=== Begin Enclosure ===

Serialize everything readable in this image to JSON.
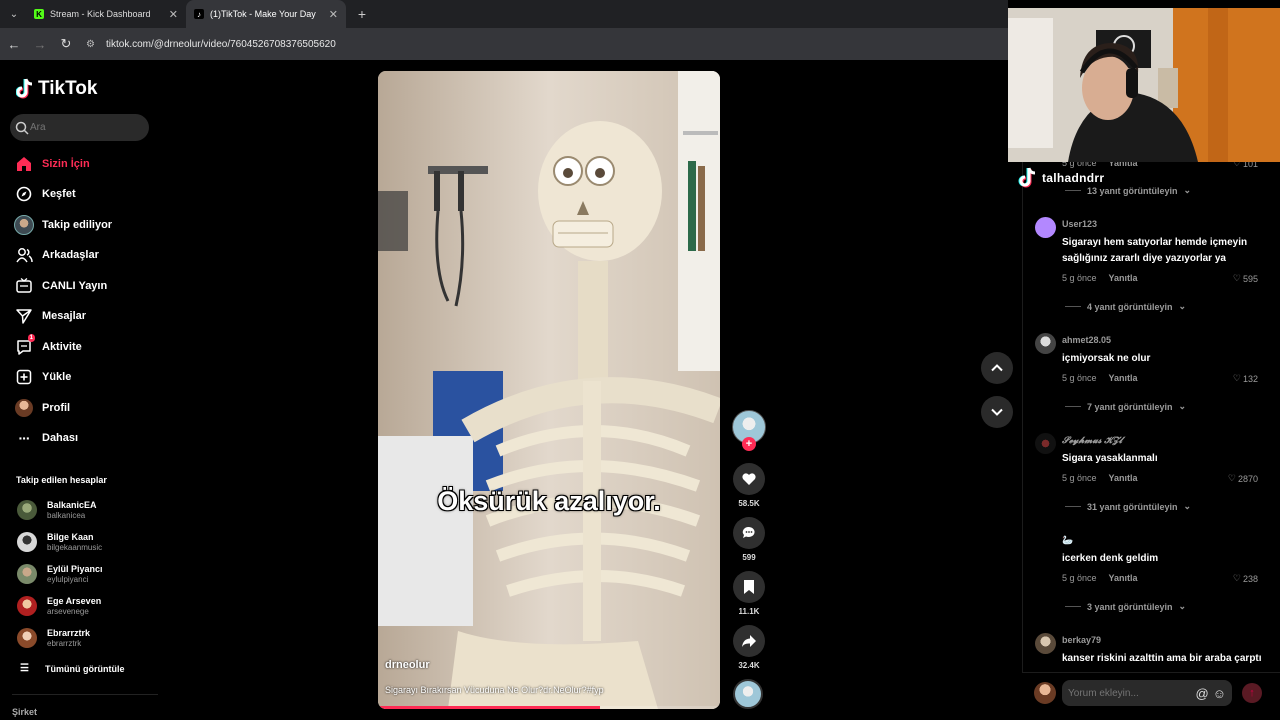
{
  "browser": {
    "tabs": [
      {
        "title": "Stream - Kick Dashboard",
        "favicon": "K"
      },
      {
        "title": "(1)TikTok - Make Your Day",
        "favicon": "tiktok-icon"
      }
    ],
    "url": "tiktok.com/@drneolur/video/7604526708376505620"
  },
  "sidebar": {
    "logo": "TikTok",
    "search_placeholder": "Ara",
    "nav": [
      {
        "label": "Sizin İçin",
        "icon": "home-icon"
      },
      {
        "label": "Keşfet",
        "icon": "compass-icon"
      },
      {
        "label": "Takip ediliyor",
        "icon": "following-avatar"
      },
      {
        "label": "Arkadaşlar",
        "icon": "friends-icon"
      },
      {
        "label": "CANLI Yayın",
        "icon": "live-icon"
      },
      {
        "label": "Mesajlar",
        "icon": "send-icon"
      },
      {
        "label": "Aktivite",
        "icon": "activity-icon",
        "badge": "1"
      },
      {
        "label": "Yükle",
        "icon": "upload-icon"
      },
      {
        "label": "Profil",
        "icon": "profile-avatar"
      },
      {
        "label": "Dahası",
        "icon": "more-icon"
      }
    ],
    "following_title": "Takip edilen hesaplar",
    "following": [
      {
        "name": "BalkanicEA",
        "handle": "balkanicea",
        "color": "#4a5a3a"
      },
      {
        "name": "Bilge Kaan",
        "handle": "bilgekaanmusic",
        "color": "#d8d8d8"
      },
      {
        "name": "Eylül Piyancı",
        "handle": "eylulpiyanci",
        "color": "#7a8a6a"
      },
      {
        "name": "Ege Arseven",
        "handle": "arsevenege",
        "color": "#b02020"
      },
      {
        "name": "Ebrarrztrk",
        "handle": "ebrarrztrk",
        "color": "#c8a080"
      }
    ],
    "see_all": "Tümünü görüntüle",
    "company": "Şirket"
  },
  "video": {
    "caption_overlay": "Öksürük azalıyor.",
    "author": "drneolur",
    "description": "Sigarayı Bırakırsan Vücuduna Ne Olur?dr.NeOlur?#fyp",
    "progress": 0.65,
    "likes": "58.5K",
    "comments": "599",
    "saves": "11.1K",
    "shares": "32.4K"
  },
  "stream_overlay": {
    "name": "talhadndrr"
  },
  "comments": {
    "partial_meta": {
      "time": "5 g önce",
      "reply": "Yanıtla",
      "likes": "101"
    },
    "partial_replies": "13 yanıt görüntüleyin",
    "items": [
      {
        "user": "User123",
        "text": "Sigarayı hem satıyorlar hemde içmeyin sağlığınız zararlı diye yazıyorlar ya",
        "time": "5 g önce",
        "reply": "Yanıtla",
        "likes": "595",
        "replies": "4 yanıt görüntüleyin",
        "color": "#b388ff"
      },
      {
        "user": "ahmet28.05",
        "text": "içmiyorsak ne olur",
        "time": "5 g önce",
        "reply": "Yanıtla",
        "likes": "132",
        "replies": "7 yanıt görüntüleyin",
        "color": "#888"
      },
      {
        "user": "𝓢𝓮𝔂𝓱𝓶𝓾𝓼 𝓚𝓩𝓵",
        "text": "Sigara yasaklanmalı",
        "time": "5 g önce",
        "reply": "Yanıtla",
        "likes": "2870",
        "replies": "31 yanıt görüntüleyin",
        "color": "#111"
      },
      {
        "user": "",
        "text": "icerken denk geldim",
        "time": "5 g önce",
        "reply": "Yanıtla",
        "likes": "238",
        "replies": "3 yanıt görüntüleyin",
        "color": "#000"
      },
      {
        "user": "berkay79",
        "text": "kanser riskini azalttin ama bir araba çarptı",
        "color": "#d9c7b0"
      }
    ],
    "input_placeholder": "Yorum ekleyin...",
    "mention_symbol": "@",
    "emoji_symbol": "☺"
  }
}
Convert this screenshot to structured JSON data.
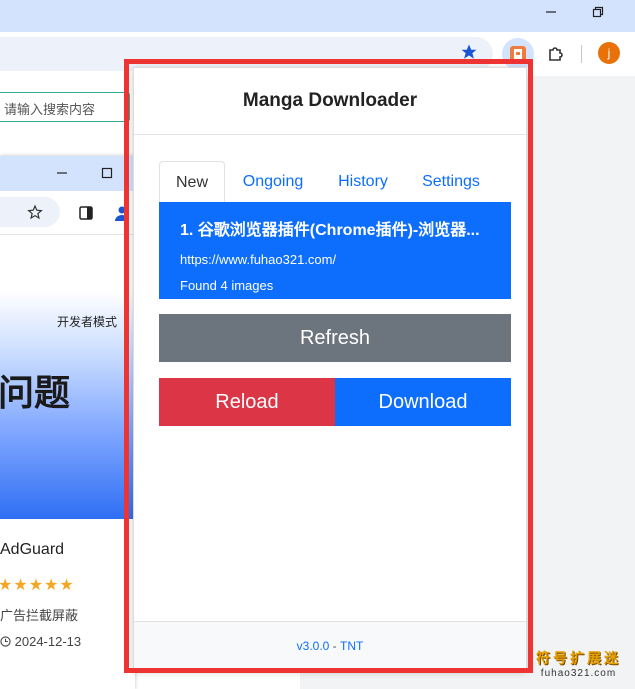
{
  "browser": {
    "omnibox_icon": "star-icon",
    "avatar_letter": "j",
    "search_placeholder": "请输入搜索内容"
  },
  "background_page": {
    "dev_mode": "开发者模式",
    "hero_text": "问题",
    "card": {
      "name": "AdGuard",
      "stars": "★★★★★",
      "description": "广告拦截屏蔽",
      "date": "2024-12-13"
    }
  },
  "popup": {
    "title": "Manga Downloader",
    "tabs": [
      {
        "label": "New",
        "active": true
      },
      {
        "label": "Ongoing",
        "active": false
      },
      {
        "label": "History",
        "active": false
      },
      {
        "label": "Settings",
        "active": false
      }
    ],
    "item": {
      "title": "1. 谷歌浏览器插件(Chrome插件)-浏览器...",
      "url": "https://www.fuhao321.com/",
      "found": "Found 4 images"
    },
    "buttons": {
      "refresh": "Refresh",
      "reload": "Reload",
      "download": "Download"
    },
    "footer": {
      "version": "v3.0.0",
      "separator": " - ",
      "author": "TNT"
    }
  },
  "watermark": {
    "top": "符号扩展迷",
    "bottom": "fuhao321.com"
  },
  "colors": {
    "primary": "#0d6efd",
    "secondary": "#6c757d",
    "danger": "#dc3545",
    "highlight_frame": "#ee3333"
  }
}
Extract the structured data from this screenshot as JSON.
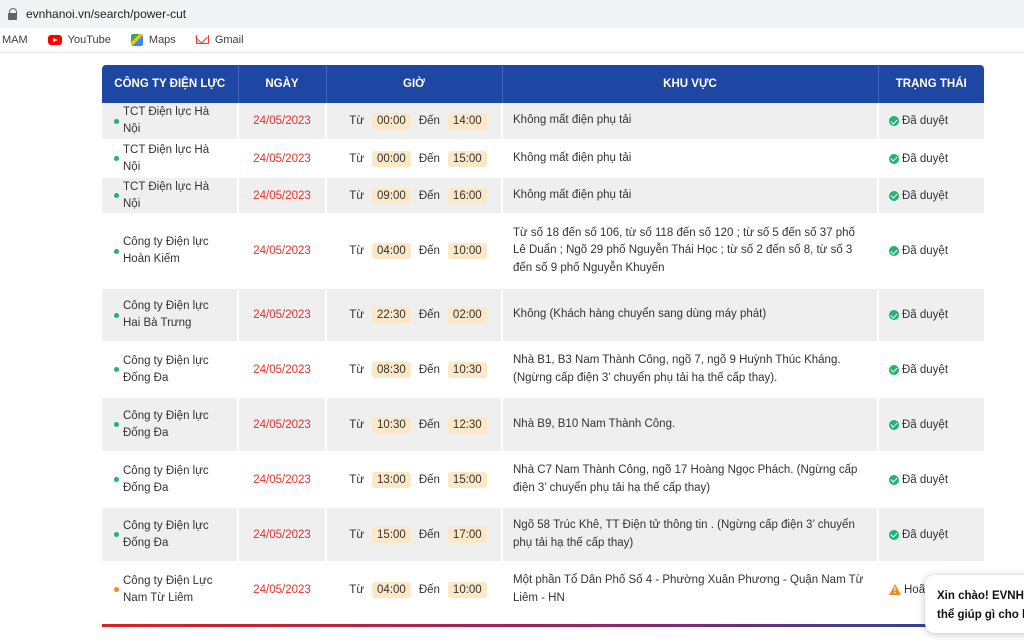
{
  "browser": {
    "url": "evnhanoi.vn/search/power-cut",
    "bookmarks": [
      "MAM",
      "YouTube",
      "Maps",
      "Gmail"
    ]
  },
  "table": {
    "headers": [
      "CÔNG TY ĐIỆN LỰC",
      "NGÀY",
      "GIỜ",
      "KHU VỰC",
      "TRẠNG THÁI"
    ],
    "from_label": "Từ",
    "to_label": "Đến",
    "rows": [
      {
        "company": "TCT Điện lực Hà Nội",
        "date": "24/05/2023",
        "from": "00:00",
        "to": "14:00",
        "area": "Không mất điện phụ tải",
        "status": "Đã duyệt",
        "status_type": "approved"
      },
      {
        "company": "TCT Điện lực Hà Nội",
        "date": "24/05/2023",
        "from": "00:00",
        "to": "15:00",
        "area": "Không mất điện phụ tải",
        "status": "Đã duyệt",
        "status_type": "approved"
      },
      {
        "company": "TCT Điện lực Hà Nội",
        "date": "24/05/2023",
        "from": "09:00",
        "to": "16:00",
        "area": "Không mất điện phụ tải",
        "status": "Đã duyệt",
        "status_type": "approved"
      },
      {
        "company": "Công ty Điện lực Hoàn Kiếm",
        "date": "24/05/2023",
        "from": "04:00",
        "to": "10:00",
        "area": "Từ số 18 đến số 106, từ số 118 đến số 120 ; từ số 5 đến số 37 phố Lê Duẩn ; Ngõ 29 phố Nguyễn Thái Học ; từ số 2 đến số 8, từ số 3 đến số 9 phố Nguyễn Khuyến",
        "status": "Đã duyệt",
        "status_type": "approved"
      },
      {
        "company": "Công ty Điện lực Hai Bà Trưng",
        "date": "24/05/2023",
        "from": "22:30",
        "to": "02:00",
        "area": "Không (Khách hàng chuyển sang dùng máy phát)",
        "status": "Đã duyệt",
        "status_type": "approved"
      },
      {
        "company": "Công ty Điện lực Đống Đa",
        "date": "24/05/2023",
        "from": "08:30",
        "to": "10:30",
        "area": "Nhà B1, B3 Nam Thành Công, ngõ 7, ngõ 9 Huỳnh Thúc Kháng. (Ngừng cấp điện 3’ chuyển phụ tải hạ thế cấp thay).",
        "status": "Đã duyệt",
        "status_type": "approved"
      },
      {
        "company": "Công ty Điện lực Đống Đa",
        "date": "24/05/2023",
        "from": "10:30",
        "to": "12:30",
        "area": "Nhà B9, B10 Nam Thành Công.",
        "status": "Đã duyệt",
        "status_type": "approved"
      },
      {
        "company": "Công ty Điện lực Đống Đa",
        "date": "24/05/2023",
        "from": "13:00",
        "to": "15:00",
        "area": "Nhà C7 Nam Thành Công, ngõ 17 Hoàng Ngọc Phách. (Ngừng cấp điện 3’ chuyển phụ tải hạ thế cấp thay)",
        "status": "Đã duyệt",
        "status_type": "approved"
      },
      {
        "company": "Công ty Điện lực Đống Đa",
        "date": "24/05/2023",
        "from": "15:00",
        "to": "17:00",
        "area": "Ngõ 58 Trúc Khê, TT Điện tử thông tin . (Ngừng cấp điện 3’ chuyển phụ tải hạ thế cấp thay)",
        "status": "Đã duyệt",
        "status_type": "approved"
      },
      {
        "company": "Công ty Điện Lực Nam Từ Liêm",
        "date": "24/05/2023",
        "from": "04:00",
        "to": "10:00",
        "area": "Một phần Tổ Dân Phố Số 4 - Phường Xuân Phương - Quận Nam Từ Liêm - HN",
        "status": "Hoãn",
        "status_type": "postponed"
      }
    ]
  },
  "chat": {
    "line1": "Xin chào! EVNHA",
    "line2": "thể giúp gì cho b"
  },
  "colors": {
    "header_bg": "#1e47a3",
    "date_red": "#e1322c",
    "approved_green": "#21b46b",
    "postponed_orange": "#f08c1b",
    "time_chip": "#fce7c6"
  }
}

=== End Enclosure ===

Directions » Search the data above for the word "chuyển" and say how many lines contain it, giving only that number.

Written response » 4